Eliot, Jared, Md
Eliot, Jared, M.D.
a Congregational minister, son of Reverend Joseph Eliot, was born at Guilford, Connecticut, November 7, 1685. While Yale College was yet located at Killingworth, he graduated from it in 1706. In October 1709, he was ordained pastor of the Killingworth Church, as successor to the Reverend Mr. Pierson, and retained this position until his death, April 22, 1763. From 1730 to 1762 he was a fellow of Yale College. In 1722, the day after commencement at Yale, a number of prominent men assembled in the college library to consider a paper signed by some of the leading clergymen of Connecticut, among whom was Dr. Eliot, in which doubts regarding the validity of Presbyterian ordination were expressed.

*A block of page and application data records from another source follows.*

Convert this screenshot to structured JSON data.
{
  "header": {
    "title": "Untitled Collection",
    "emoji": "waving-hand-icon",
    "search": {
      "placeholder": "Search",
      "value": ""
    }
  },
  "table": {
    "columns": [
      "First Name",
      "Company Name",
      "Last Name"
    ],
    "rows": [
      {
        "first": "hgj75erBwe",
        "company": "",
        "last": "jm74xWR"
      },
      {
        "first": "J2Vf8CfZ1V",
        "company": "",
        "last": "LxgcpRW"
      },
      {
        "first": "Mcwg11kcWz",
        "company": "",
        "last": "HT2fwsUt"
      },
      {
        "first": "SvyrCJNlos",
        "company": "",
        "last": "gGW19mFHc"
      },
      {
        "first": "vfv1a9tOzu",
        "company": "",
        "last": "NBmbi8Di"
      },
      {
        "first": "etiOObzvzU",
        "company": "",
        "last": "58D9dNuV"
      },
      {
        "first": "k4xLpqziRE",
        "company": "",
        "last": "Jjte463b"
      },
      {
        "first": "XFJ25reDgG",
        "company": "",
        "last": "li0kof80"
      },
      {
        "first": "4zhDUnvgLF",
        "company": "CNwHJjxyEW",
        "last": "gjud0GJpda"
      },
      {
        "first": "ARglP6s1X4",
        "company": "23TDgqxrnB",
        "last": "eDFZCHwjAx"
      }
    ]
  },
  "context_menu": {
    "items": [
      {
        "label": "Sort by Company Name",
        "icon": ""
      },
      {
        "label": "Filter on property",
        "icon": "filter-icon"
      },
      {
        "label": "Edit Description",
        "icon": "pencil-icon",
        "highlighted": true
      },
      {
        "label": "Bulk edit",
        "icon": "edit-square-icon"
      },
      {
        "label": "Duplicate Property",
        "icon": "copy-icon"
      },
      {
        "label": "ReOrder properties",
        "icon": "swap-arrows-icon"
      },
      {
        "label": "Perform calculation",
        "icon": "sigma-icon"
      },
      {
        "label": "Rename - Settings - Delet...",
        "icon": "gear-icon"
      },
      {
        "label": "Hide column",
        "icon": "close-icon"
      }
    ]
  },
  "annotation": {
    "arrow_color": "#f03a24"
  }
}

In October following, according to arrangement, the divine right of Episcopacy was discussed before a large number of clergy and laity. As the result, some avowed themselves Episcopalians, while Dr. Eliot and others were convinced of the truth of Presbyterianism. It is said of him that he was the chief physician of his time in the colony, being eminent also as a botanist and. as a scientific agriculturist. Through him the white mulberry was -introduced into Connecticut, and with it the silkworm, concerning which he published a treatise. In 1761 he received a gold medal from a society in London for his process of extracting iron from black sand, for he was likewise a mineralogist. His linguistic acquirements were also of a superior order. His agricultural tastes led him to devise various ways for draining swamps and reclaiming marshes, and, he published several essays on agriculture. A large number of farms in the colony belonged to him. So conscientious, however, was he as a clergyman that he neverfomitted preaching on the Sabbath during forty successive years. Benjamin Franklin frequently visited him. and the two maintained a correspondence. Socially he was very agreeable, and among his people he was regarded as a great preacher. A few of his sermons were published. See Sprague, Annals of the Amer. Pulpit, 1:270.